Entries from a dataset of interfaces
= Beginning of Section =

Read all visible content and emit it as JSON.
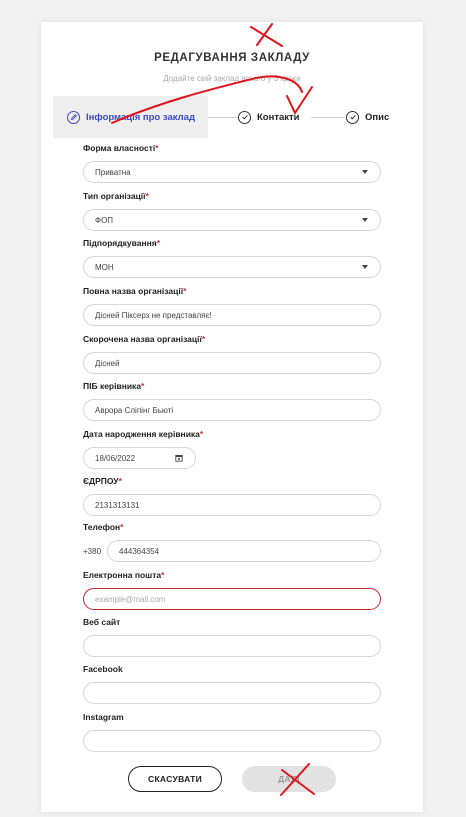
{
  "header": {
    "title": "РЕДАГУВАННЯ ЗАКЛАДУ",
    "subtitle": "Додайте свій заклад всього у 3 кроки"
  },
  "steps": [
    {
      "label": "Інформація про заклад",
      "icon": "pencil-icon",
      "active": true
    },
    {
      "label": "Контакти",
      "icon": "check-circle-icon",
      "active": false
    },
    {
      "label": "Опис",
      "icon": "check-circle-icon",
      "active": false
    }
  ],
  "form": {
    "ownership": {
      "label": "Форма власності",
      "value": "Приватна"
    },
    "org_type": {
      "label": "Тип організації",
      "value": "ФОП"
    },
    "subordination": {
      "label": "Підпорядкування",
      "value": "МОН"
    },
    "full_name": {
      "label": "Повна назва організації",
      "value": "Дісней Піксерз не представляє!"
    },
    "short_name": {
      "label": "Скорочена назва організації",
      "value": "Дісней"
    },
    "director": {
      "label": "ПІБ керівника",
      "value": "Аврора Сліпінг Бьюті"
    },
    "birth_date": {
      "label": "Дата народження керівника",
      "value": "18/06/2022"
    },
    "edrpou": {
      "label": "ЄДРПОУ",
      "value": "2131313131"
    },
    "phone": {
      "label": "Телефон",
      "prefix": "+380",
      "value": "444364354"
    },
    "email": {
      "label": "Електронна пошта",
      "placeholder": "example@mail.com"
    },
    "website": {
      "label": "Веб сайт",
      "value": ""
    },
    "facebook": {
      "label": "Facebook",
      "value": ""
    },
    "instagram": {
      "label": "Instagram",
      "value": ""
    }
  },
  "buttons": {
    "cancel": "СКАСУВАТИ",
    "next": "ДАЛІ"
  },
  "colors": {
    "accent": "#3b4bc8",
    "required": "#d0312d",
    "error_border": "#c0272d",
    "annotation": "#e0141b"
  }
}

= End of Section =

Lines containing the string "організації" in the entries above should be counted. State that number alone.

• _Written solution_: 3